She has been a guide and blessing to her husband and family and of her and his mother her husband has said, “ I cannot refrain from speaking of my angel mother who, when I was a little child, had faith in my destiny and all through my life helped me to believe and try to be worthy of it… I would be ungrateful if I did not acknowledge that Zina Card Brown, my beloved wife, is more responsible for my being here today than I.. To these two women, I am profoundly grateful and thank God for their lives and their influence on my life.”

Zina Card Brown

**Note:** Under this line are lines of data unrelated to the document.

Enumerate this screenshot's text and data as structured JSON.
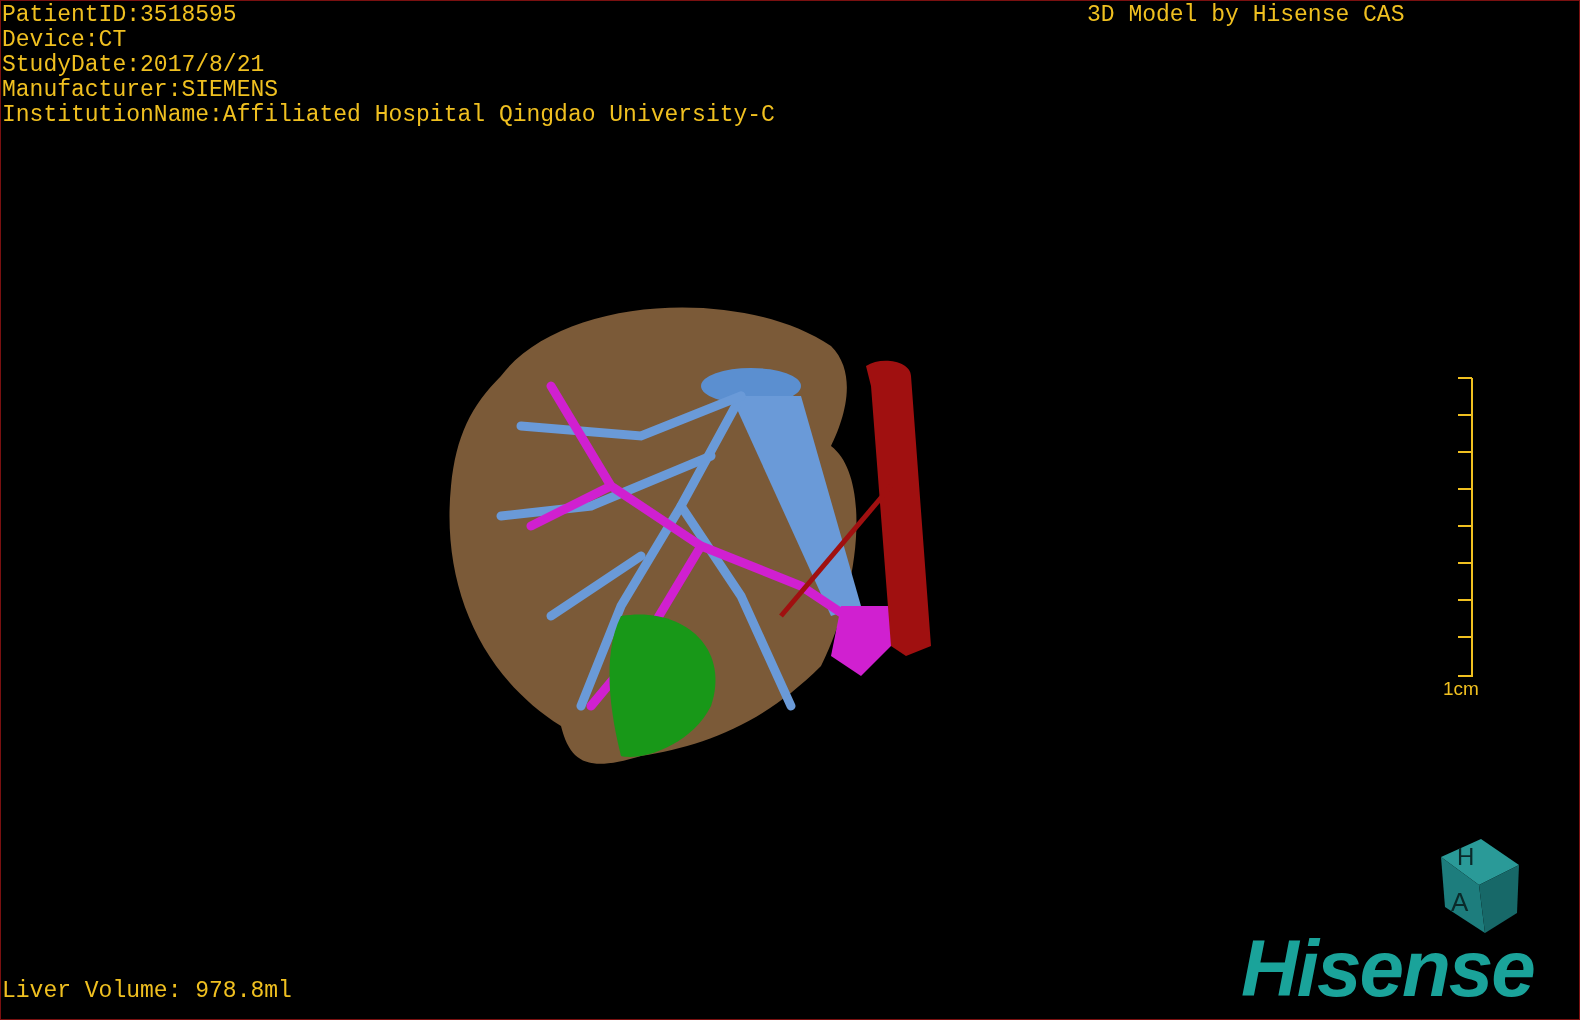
{
  "patient_info": [
    "PatientID:3518595",
    "Device:CT",
    "StudyDate:2017/8/21",
    "Manufacturer:SIEMENS",
    "InstitutionName:Affiliated Hospital Qingdao University-C"
  ],
  "title": "3D Model by Hisense CAS",
  "scale_bar": {
    "label": "1cm"
  },
  "orientation_cube": {
    "labels": [
      "H",
      "A"
    ]
  },
  "logo": "Hisense",
  "liver_volume": "Liver Volume: 978.8ml"
}
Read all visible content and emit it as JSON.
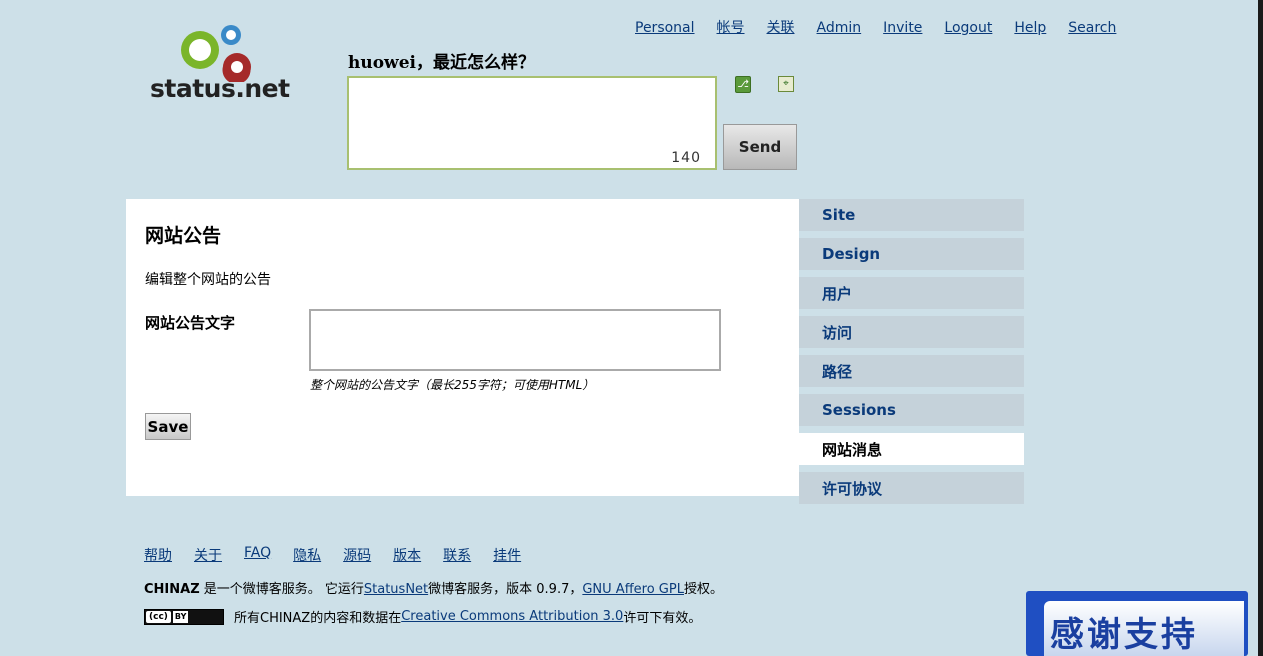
{
  "topnav": [
    "Personal",
    "帐号",
    "关联",
    "Admin",
    "Invite",
    "Logout",
    "Help",
    "Search"
  ],
  "logo": {
    "text": "status.net"
  },
  "notice": {
    "greeting": "huowei，最近怎么样？",
    "counter": "140",
    "send_label": "Send"
  },
  "content": {
    "title": "网站公告",
    "instructions": "编辑整个网站的公告",
    "field_label": "网站公告文字",
    "field_hint": "整个网站的公告文字（最长255字符；可使用HTML）",
    "save_label": "Save"
  },
  "sidenav": [
    {
      "label": "Site",
      "active": false
    },
    {
      "label": "Design",
      "active": false
    },
    {
      "label": "用户",
      "active": false
    },
    {
      "label": "访问",
      "active": false
    },
    {
      "label": "路径",
      "active": false
    },
    {
      "label": "Sessions",
      "active": false
    },
    {
      "label": "网站消息",
      "active": true
    },
    {
      "label": "许可协议",
      "active": false
    }
  ],
  "footer": {
    "links": [
      "帮助",
      "关于",
      "FAQ",
      "隐私",
      "源码",
      "版本",
      "联系",
      "挂件"
    ],
    "about": {
      "site": "CHINAZ",
      "pre": " 是一个微博客服务。 它运行",
      "statusnet": "StatusNet",
      "mid": "微博客服务，版本 0.9.7，",
      "gpl": "GNU Affero GPL",
      "post": "授权。"
    },
    "license": {
      "pre": "所有CHINAZ的内容和数据在",
      "link": "Creative Commons Attribution 3.0",
      "post": "许可下有效。",
      "badge_cc": "(cc)",
      "badge_by": "BY"
    }
  },
  "banner": {
    "text": "感谢支持"
  },
  "colors": {
    "background": "#cde0e8",
    "link": "#0a3a7a",
    "banner": "#1f4fc2"
  }
}
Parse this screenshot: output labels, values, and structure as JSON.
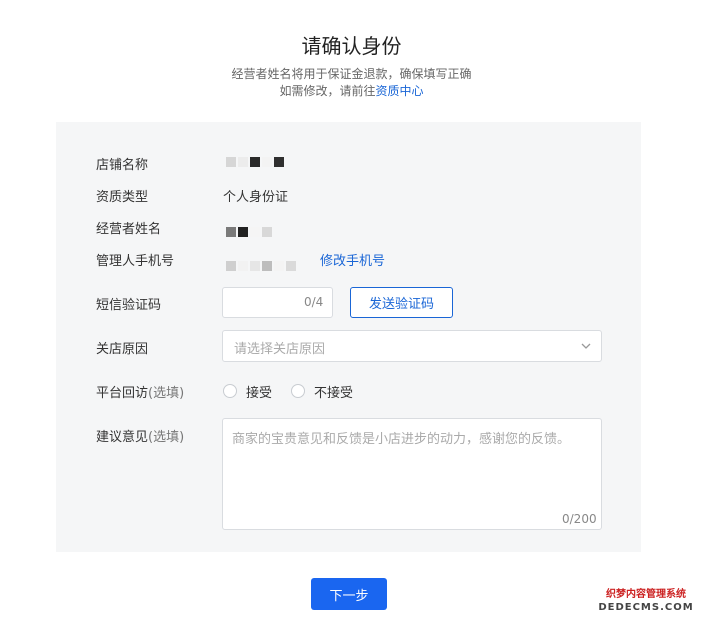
{
  "header": {
    "title": "请确认身份",
    "desc_line1": "经营者姓名将用于保证金退款，确保填写正确",
    "desc_line2_prefix": "如需修改，请前往",
    "desc_link": "资质中心"
  },
  "form": {
    "shop_name": {
      "label": "店铺名称"
    },
    "qualification": {
      "label": "资质类型",
      "value": "个人身份证"
    },
    "operator": {
      "label": "经营者姓名"
    },
    "phone": {
      "label": "管理人手机号",
      "action": "修改手机号"
    },
    "sms": {
      "label": "短信验证码",
      "counter": "0/4",
      "button": "发送验证码"
    },
    "reason": {
      "label": "关店原因",
      "placeholder": "请选择关店原因"
    },
    "visit": {
      "label": "平台回访",
      "hint": "(选填)",
      "options": [
        "接受",
        "不接受"
      ]
    },
    "suggestion": {
      "label": "建议意见",
      "hint": "(选填)",
      "placeholder": "商家的宝贵意见和反馈是小店进步的动力，感谢您的反馈。",
      "counter": "0/200"
    }
  },
  "footer": {
    "next_button": "下一步"
  },
  "watermark": {
    "line1": "织梦内容管理系统",
    "line2": "DEDECMS.COM"
  },
  "colors": {
    "accent": "#1a66d6",
    "primary": "#1a66f0",
    "panel_bg": "#f5f6f7"
  }
}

And I think again of another mother who came to this new country as a young bride, who lived the first winter in a tent banked to withstand the cold blizzards, one who faithfully served the Lord in building up His kingdom here.  I well remember her services in the Relief Society in times of births and deaths.  Many times when no doctor could arrive, she attended the Mother and the new born babe and all this on top of her responsibilities of a mother with 6 sons and 3 daughters.  I recall her enthusiastic reports of experiences as she served as Stake Primary President and had many exciting time s with President Brown in the early days of our Stake as she travelled from Burdett to Rosemary to Calgary, Champion and Stavely.  One time with her son Leo, a baby of 3 months, the sleigh upset on way to Pine Coulee with Sister Standford but they filled the assignment.
She entertained many Church Leaders in her home as her husband served as Bishop of the Starline Ward and Champion Branch. Whiskers frozen.  Later on the High Council and as Patriarch.
Through disappointments, privations illness and death, I’ve never heard her complain.  At the death of her husband nearly 26 years ago, it was she who comforted and carried on.

Yes I must strive always 

To make my standards of life noble and fine 
With you for a mother, dear mother of mine… Bessie Toone.

Bessie Toone in her rock garden

President McKay has said,
If you order a white carnation, your mother will be pleased.
If you write her a letter of appreciation and love, she’ll shed tears of happiness.
But if you keep the spotless character and purity of soul she has given you, she will rejoice as the most blessed of mothers.
Yes, a Mother’s heart is always with her children.

President Joseph F. Smith has said, “Every boy thinks or should think that his mother is the best… the noblest woman in the world.  When that mother has in her heart the love of the Gospel and is devoted to the Church, then her example and teachings deeply impress her teachings.”  [note: see back but nothing was written there]
Yes as our President has said,  “True Motherhood is one of the answers to the world’s greatest need. “

I’m thankful for my dear wonderful mother and pray that our Father in Heaven will bless Mothers everywhere.


I'm blessed to be a daughter, grand daughter and great granddaughter of wonderful mothers. To end off, here's a picture of me with all 3 of these women I have to look up to!

Mom, Grandma and Great Grandma (or Sheila Rhodes, Hannah Puzey and Bessie Toone) with me!